Open two layers of curve adjustments—one for dodge and one for burn—first. To lighten the image, adjust the adjustment curve on the dodge layer slightly upward, and the burn layer slightly downward. To make the two layers invisible, invert them. Just choose the layer you want to employ—burn or dodge—and use the paintbrush to reveal the curve adjustments where you want to add brightness or darkness.
Although choosing where to dodge and burn is a personal decision, in general, consider it to be akin to applying cosmetics. Typically, you should emphasize parts of the model’s face on which light naturally falls, such as the forehead, nasal bridge, and chin. Similar to contouring, concentrate burning on the cheekbones, jawline, and hairline—areas where shadows would naturally fall.

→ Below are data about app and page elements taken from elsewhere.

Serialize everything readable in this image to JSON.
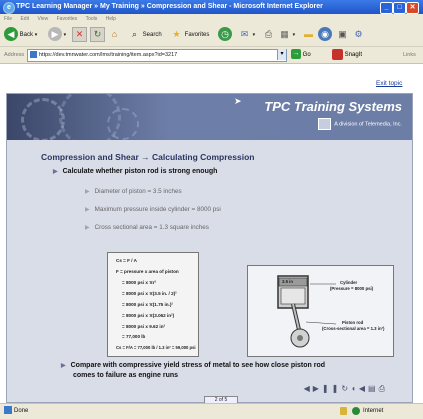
{
  "window": {
    "title": "TPC Learning Manager » My Training » Compression and Shear - Microsoft Internet Explorer",
    "min_glyph": "_",
    "max_glyph": "□",
    "close_glyph": "✕"
  },
  "menu": [
    "File",
    "Edit",
    "View",
    "Favorites",
    "Tools",
    "Help"
  ],
  "toolbar": {
    "back_label": "Back",
    "search_label": "Search",
    "favorites_label": "Favorites"
  },
  "address": {
    "label": "Address",
    "url": "https://dev.tmnwater.com/lms/training/item.aspx?id=3217",
    "go_label": "Go",
    "snagit_label": "SnagIt",
    "links_label": "Links"
  },
  "page": {
    "exit_label": "Exit topic",
    "brand": "TPC Training Systems",
    "brand_sub": "A division of Telemedia, Inc.",
    "slide_title": "Compression and Shear → Calculating Compression",
    "bullet1": "Calculate whether piston rod is strong enough",
    "sub1": "Diameter of piston = 3.5 inches",
    "sub2": "Maximum pressure inside cylinder = 8000 psi",
    "sub3": "Cross sectional area = 1.3 square inches",
    "bullet2_line1": "Compare with compressive yield stress of metal to see how close piston rod",
    "bullet2_line2": "comes to failure as engine runs",
    "formula": {
      "l1": "Cs = F / A",
      "l2": "F  = pressure x area of piston",
      "l3": "= 8000 psi x πr²",
      "l4": "= 8000 psi x π(3.5 in. / 2)²",
      "l5": "= 8000 psi x π(1.75 in.)²",
      "l6": "= 8000 psi x π(3.062 in²)",
      "l7": "= 8000 psi x 9.62 in²",
      "l8": "= 77,000 lb",
      "l9": "Cs = F/A = 77,000 lb / 1.3 in² = 59,000 psi"
    },
    "diagram": {
      "dim_label": "3.5 in",
      "cylinder_label": "Cylinder",
      "cylinder_pressure": "(Pressure = 8000 psi)",
      "rod_label": "Piston rod",
      "rod_area": "(Cross-sectional area = 1.3 in²)"
    },
    "page_indicator": "2 of 5"
  },
  "status": {
    "text": "Done",
    "zone": "Internet"
  },
  "colors": {
    "title_bar": "#1f55c8",
    "slide_header": "#3b4769",
    "slide_title": "#2a3560",
    "slide_bg": "#d9dde7"
  }
}
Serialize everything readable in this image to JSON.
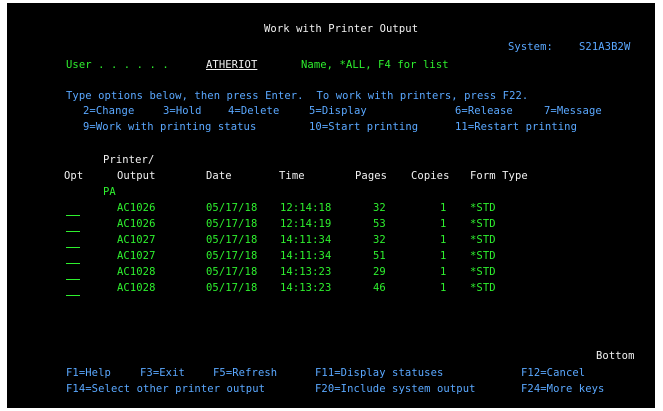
{
  "header": {
    "title": "Work with Printer Output",
    "system_label": "System:",
    "system_value": "S21A3B2W"
  },
  "user_field": {
    "label": "User . . . . . .",
    "value": "ATHERIOT",
    "hint": "Name, *ALL, F4 for list"
  },
  "instructions": {
    "line1": "Type options below, then press Enter.  To work with printers, press F22.",
    "options": [
      {
        "label": "2=Change"
      },
      {
        "label": "3=Hold"
      },
      {
        "label": "4=Delete"
      },
      {
        "label": "5=Display"
      },
      {
        "label": "6=Release"
      },
      {
        "label": "7=Message"
      },
      {
        "label": "9=Work with printing status"
      },
      {
        "label": "10=Start printing"
      },
      {
        "label": "11=Restart printing"
      }
    ]
  },
  "table": {
    "header_printer": "Printer/",
    "columns": {
      "opt": "Opt",
      "output": "Output",
      "date": "Date",
      "time": "Time",
      "pages": "Pages",
      "copies": "Copies",
      "form_type": "Form Type"
    },
    "printer_name": "PA",
    "rows": [
      {
        "output": "AC1026",
        "date": "05/17/18",
        "time": "12:14:18",
        "pages": "32",
        "copies": "1",
        "form_type": "*STD"
      },
      {
        "output": "AC1026",
        "date": "05/17/18",
        "time": "12:14:19",
        "pages": "53",
        "copies": "1",
        "form_type": "*STD"
      },
      {
        "output": "AC1027",
        "date": "05/17/18",
        "time": "14:11:34",
        "pages": "32",
        "copies": "1",
        "form_type": "*STD"
      },
      {
        "output": "AC1027",
        "date": "05/17/18",
        "time": "14:11:34",
        "pages": "51",
        "copies": "1",
        "form_type": "*STD"
      },
      {
        "output": "AC1028",
        "date": "05/17/18",
        "time": "14:13:23",
        "pages": "29",
        "copies": "1",
        "form_type": "*STD"
      },
      {
        "output": "AC1028",
        "date": "05/17/18",
        "time": "14:13:23",
        "pages": "46",
        "copies": "1",
        "form_type": "*STD"
      }
    ],
    "bottom_label": "Bottom"
  },
  "function_keys": [
    {
      "label": "F1=Help"
    },
    {
      "label": "F3=Exit"
    },
    {
      "label": "F5=Refresh"
    },
    {
      "label": "F11=Display statuses"
    },
    {
      "label": "F12=Cancel"
    },
    {
      "label": "F14=Select other printer output"
    },
    {
      "label": "F20=Include system output"
    },
    {
      "label": "F24=More keys"
    }
  ],
  "colors": {
    "background": "#000000",
    "text_white": "#f2f2f2",
    "text_green": "#2ef02e",
    "text_blue": "#5aa8ff"
  }
}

The image is made lighter by pulling the dodge layer’s curve upward.
Step 4: Color Grading
When color grading, you can employ a variety of methods. The gradient map tool, for instance, enables you to select precise colors for shadows and highlights. The intensity or softness of those hues can then be altered by adjusting the opacity, which results in a subtle but intriguing look.
It’s beneficial to have a thorough understanding of complementary hues for efficient color grading. Your portrait can be colorful without appearing jarring or unrealistic if you utilize complementary colors intelligently and selectively.
Try experimenting with Photoshop portrait actions and filters if you don’t want to do these alterations by yourself. You may easily improve your portraits’ tones and colors by using these pre-set configurations of adjustments.
When you’re happy with the portrait’s color and tone, you can resize, crop, save, and share it.
This portrait is vivid and arresting due to the heavy usage of complementary colors.
That’s all the bits and pieces we’ve got to say about face retouching using Photoshop. We hope our guide could help you retouch your portrait photos to make them flawless and at the same time, look natural.
If you want to elevate your portrait photos even more, we highly recommend outsourcing high-end photo retouching services like Nesso to bring out the best in your photos.
Read more at Nesso.vn